And ironically, I have now a very good relationship with my father. My relationship with my mother is still very, very poor. So, sometimes it gets better in bits and pieces. Yeah.
Without that message, if there isn't a sense that somebody is there and you don't know that somebody cares, it's pretty lonely. And you can make decisions that aren't always a benefit to you. But somehow, it gets better.
And never apologized for being gay. I think some people can make you feel like it's something to apologize for, and it's not. It's something to be proud of.
I think the biggest piece of advice I can give is to not go through it on your own.
Talk to someone. Talk to anyone. Talk to anyone who will listen.
You can grow and be stronger than the people that want to put you down.
There are so many organizations and groups and outlets now where you can meet people who are just like you, who are going to understand you for who you are and accept you for who you are.
In time, you will pull through everything and life will seem to just fall into place one bit at a time.
The part of you that produces love, the part of you that falls in love, that is an essential part of you. It can't be squashed. It can't be killed. It's a beautiful human part of you.
It's a big wild world out there that's just waiting to be explored. You just need to hold on and find out for yourself.
Access services, talk to people, talk to counsellors. Search for it, look for it, and reach out, because when you retreat and if you're vulnerable and scared, reaching out is hard. So try and reach out.
If you don't want to talk to a person, go online, have a look and see what's out there. And, you'll never know, you will find something that will help.
This is me, I come from Nigeria, a very conservative country. It's not been easy, but I want to tell you that if you focus and you talk to someone, it's going to definitely get better. So, yeah, it does get better.
It does get better.
It really does. It gets better.
It does get better for you.
We live and we learn. And it gets better.
It gets better.
It does get better.

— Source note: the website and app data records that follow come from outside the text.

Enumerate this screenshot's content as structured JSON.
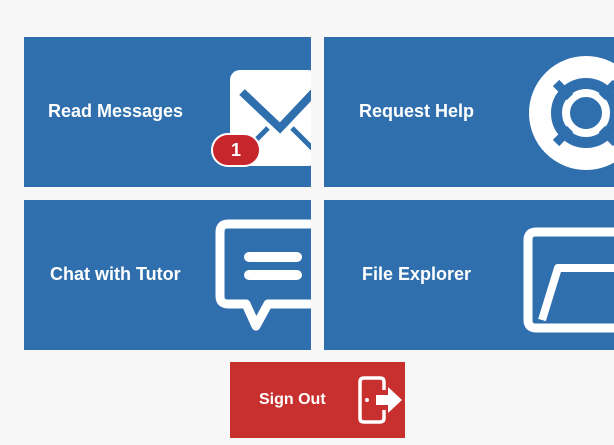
{
  "tiles": {
    "read_messages": {
      "label": "Read Messages",
      "badge": "1",
      "icon": "envelope-icon"
    },
    "request_help": {
      "label": "Request Help",
      "icon": "lifebuoy-icon"
    },
    "chat_with_tutor": {
      "label": "Chat with Tutor",
      "icon": "chat-bubble-icon"
    },
    "file_explorer": {
      "label": "File Explorer",
      "icon": "folder-icon"
    }
  },
  "sign_out": {
    "label": "Sign Out",
    "icon": "exit-door-icon"
  },
  "colors": {
    "tile_blue": "#2f6fae",
    "badge_red": "#c8262d",
    "sign_out_red": "#c8302f",
    "background": "#f7f7f7"
  }
}
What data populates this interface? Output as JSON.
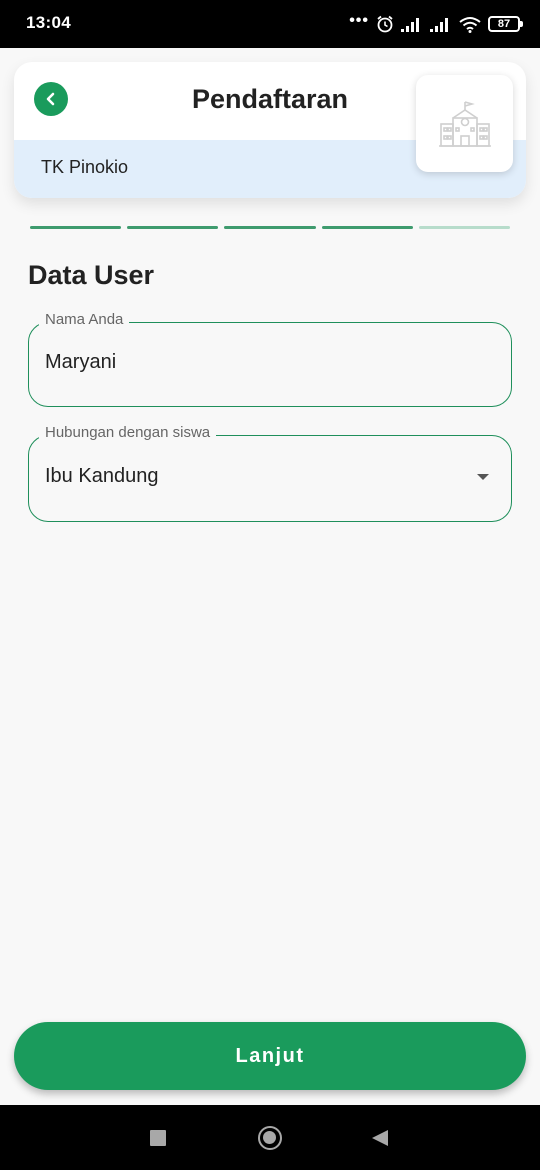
{
  "status_bar": {
    "time": "13:04",
    "battery": "87",
    "icons": [
      "dots-icon",
      "alarm-icon",
      "signal-icon",
      "signal-icon",
      "wifi-icon",
      "battery-icon"
    ]
  },
  "header": {
    "title": "Pendaftaran",
    "school_name": "TK Pinokio",
    "back_icon": "chevron-left-icon",
    "logo_icon": "school-building-icon"
  },
  "progress": {
    "total_steps": 5,
    "completed_steps": 4
  },
  "section": {
    "title": "Data User"
  },
  "form": {
    "name_field": {
      "label": "Nama Anda",
      "value": "Maryani"
    },
    "relation_field": {
      "label": "Hubungan dengan siswa",
      "selected": "Ibu Kandung"
    }
  },
  "actions": {
    "next_label": "Lanjut"
  },
  "colors": {
    "primary": "#1a9b5c",
    "sub_header_bg": "#e1eefb",
    "step_active": "#3e9b6e",
    "step_inactive": "#b7dccb"
  }
}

You might not realize it now, but your life will get better, and it will get better immeasurably.
It really does get better, and it gets a lot better.
It gets better.
It gets better.
It gets a whole lot better.
It gets better!